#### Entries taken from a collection
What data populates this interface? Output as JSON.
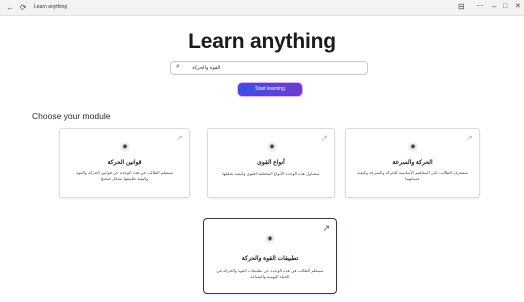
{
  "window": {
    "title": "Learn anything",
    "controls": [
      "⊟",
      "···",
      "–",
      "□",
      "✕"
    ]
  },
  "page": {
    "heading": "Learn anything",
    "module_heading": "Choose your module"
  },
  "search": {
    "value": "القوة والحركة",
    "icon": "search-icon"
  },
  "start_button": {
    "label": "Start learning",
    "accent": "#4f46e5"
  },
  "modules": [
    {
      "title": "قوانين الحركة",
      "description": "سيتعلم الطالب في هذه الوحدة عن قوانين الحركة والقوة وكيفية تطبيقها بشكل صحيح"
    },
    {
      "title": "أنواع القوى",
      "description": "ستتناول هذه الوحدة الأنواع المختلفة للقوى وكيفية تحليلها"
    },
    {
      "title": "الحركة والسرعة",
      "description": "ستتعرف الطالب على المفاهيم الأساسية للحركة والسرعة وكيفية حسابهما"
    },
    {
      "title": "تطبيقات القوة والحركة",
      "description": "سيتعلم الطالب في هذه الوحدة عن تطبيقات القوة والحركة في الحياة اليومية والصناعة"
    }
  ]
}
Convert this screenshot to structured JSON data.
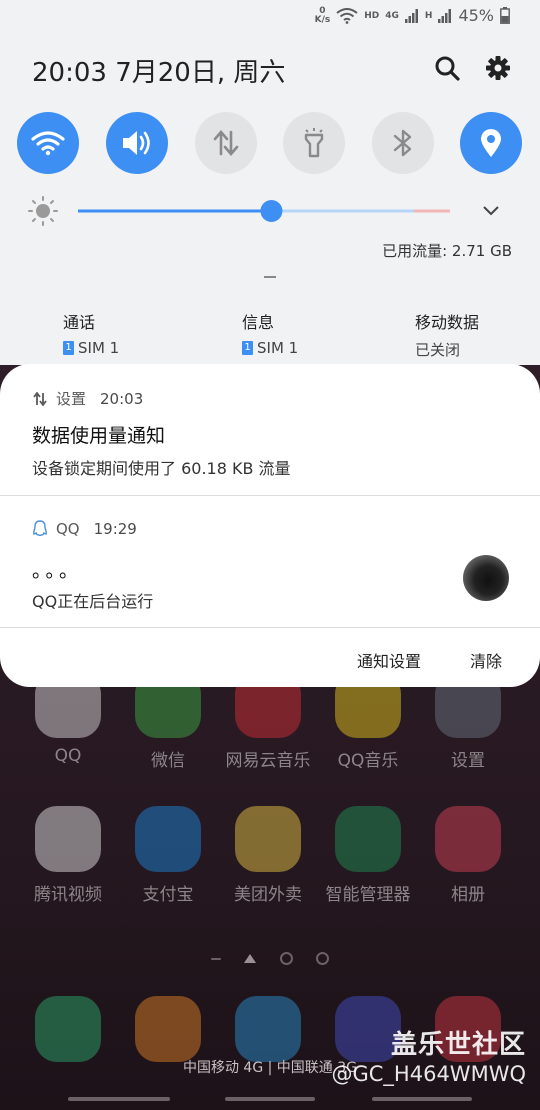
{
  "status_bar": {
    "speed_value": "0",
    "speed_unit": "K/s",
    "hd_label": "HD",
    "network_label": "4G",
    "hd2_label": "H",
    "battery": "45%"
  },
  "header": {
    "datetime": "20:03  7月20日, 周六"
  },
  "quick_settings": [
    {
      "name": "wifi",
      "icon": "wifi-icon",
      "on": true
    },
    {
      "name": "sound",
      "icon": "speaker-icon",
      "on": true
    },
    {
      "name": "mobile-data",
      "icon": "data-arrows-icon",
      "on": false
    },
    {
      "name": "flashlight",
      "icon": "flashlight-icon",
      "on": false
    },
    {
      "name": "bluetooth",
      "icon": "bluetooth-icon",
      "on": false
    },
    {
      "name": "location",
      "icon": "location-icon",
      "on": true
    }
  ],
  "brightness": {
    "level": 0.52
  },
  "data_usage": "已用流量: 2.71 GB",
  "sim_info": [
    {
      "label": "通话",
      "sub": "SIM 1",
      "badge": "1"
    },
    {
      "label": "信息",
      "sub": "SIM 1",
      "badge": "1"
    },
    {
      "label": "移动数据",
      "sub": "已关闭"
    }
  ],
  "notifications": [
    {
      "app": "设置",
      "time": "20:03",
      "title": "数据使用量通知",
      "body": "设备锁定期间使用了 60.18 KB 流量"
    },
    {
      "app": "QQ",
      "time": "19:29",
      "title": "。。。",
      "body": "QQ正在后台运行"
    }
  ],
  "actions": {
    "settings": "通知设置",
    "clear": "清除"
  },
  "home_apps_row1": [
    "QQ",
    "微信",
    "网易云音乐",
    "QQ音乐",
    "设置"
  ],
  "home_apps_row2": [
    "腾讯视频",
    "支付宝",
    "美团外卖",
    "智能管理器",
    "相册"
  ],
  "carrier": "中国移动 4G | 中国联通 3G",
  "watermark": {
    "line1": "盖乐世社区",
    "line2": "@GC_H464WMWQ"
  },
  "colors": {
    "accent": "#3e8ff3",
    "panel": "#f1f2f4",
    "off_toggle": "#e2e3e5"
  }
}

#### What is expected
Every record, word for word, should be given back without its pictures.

#### Solution to this problem
What data populates this interface? Output as JSON.
{
  "window": {
    "title": "Learn anything",
    "controls": [
      "⊟",
      "···",
      "–",
      "□",
      "✕"
    ]
  },
  "page": {
    "heading": "Learn anything",
    "module_heading": "Choose your module"
  },
  "search": {
    "value": "القوة والحركة",
    "icon": "search-icon"
  },
  "start_button": {
    "label": "Start learning",
    "accent": "#4f46e5"
  },
  "modules": [
    {
      "title": "قوانين الحركة",
      "description": "سيتعلم الطالب في هذه الوحدة عن قوانين الحركة والقوة وكيفية تطبيقها بشكل صحيح"
    },
    {
      "title": "أنواع القوى",
      "description": "ستتناول هذه الوحدة الأنواع المختلفة للقوى وكيفية تحليلها"
    },
    {
      "title": "الحركة والسرعة",
      "description": "ستتعرف الطالب على المفاهيم الأساسية للحركة والسرعة وكيفية حسابهما"
    },
    {
      "title": "تطبيقات القوة والحركة",
      "description": "سيتعلم الطالب في هذه الوحدة عن تطبيقات القوة والحركة في الحياة اليومية والصناعة"
    }
  ]
}
Convert this screenshot to structured JSON data.
{
  "status_bar": {
    "speed_value": "0",
    "speed_unit": "K/s",
    "hd_label": "HD",
    "network_label": "4G",
    "hd2_label": "H",
    "battery": "45%"
  },
  "header": {
    "datetime": "20:03  7月20日, 周六"
  },
  "quick_settings": [
    {
      "name": "wifi",
      "icon": "wifi-icon",
      "on": true
    },
    {
      "name": "sound",
      "icon": "speaker-icon",
      "on": true
    },
    {
      "name": "mobile-data",
      "icon": "data-arrows-icon",
      "on": false
    },
    {
      "name": "flashlight",
      "icon": "flashlight-icon",
      "on": false
    },
    {
      "name": "bluetooth",
      "icon": "bluetooth-icon",
      "on": false
    },
    {
      "name": "location",
      "icon": "location-icon",
      "on": true
    }
  ],
  "brightness": {
    "level": 0.52
  },
  "data_usage": "已用流量: 2.71 GB",
  "sim_info": [
    {
      "label": "通话",
      "sub": "SIM 1",
      "badge": "1"
    },
    {
      "label": "信息",
      "sub": "SIM 1",
      "badge": "1"
    },
    {
      "label": "移动数据",
      "sub": "已关闭"
    }
  ],
  "notifications": [
    {
      "app": "设置",
      "time": "20:03",
      "title": "数据使用量通知",
      "body": "设备锁定期间使用了 60.18 KB 流量"
    },
    {
      "app": "QQ",
      "time": "19:29",
      "title": "。。。",
      "body": "QQ正在后台运行"
    }
  ],
  "actions": {
    "settings": "通知设置",
    "clear": "清除"
  },
  "home_apps_row1": [
    "QQ",
    "微信",
    "网易云音乐",
    "QQ音乐",
    "设置"
  ],
  "home_apps_row2": [
    "腾讯视频",
    "支付宝",
    "美团外卖",
    "智能管理器",
    "相册"
  ],
  "carrier": "中国移动 4G | 中国联通 3G",
  "watermark": {
    "line1": "盖乐世社区",
    "line2": "@GC_H464WMWQ"
  },
  "colors": {
    "accent": "#3e8ff3",
    "panel": "#f1f2f4",
    "off_toggle": "#e2e3e5"
  }
}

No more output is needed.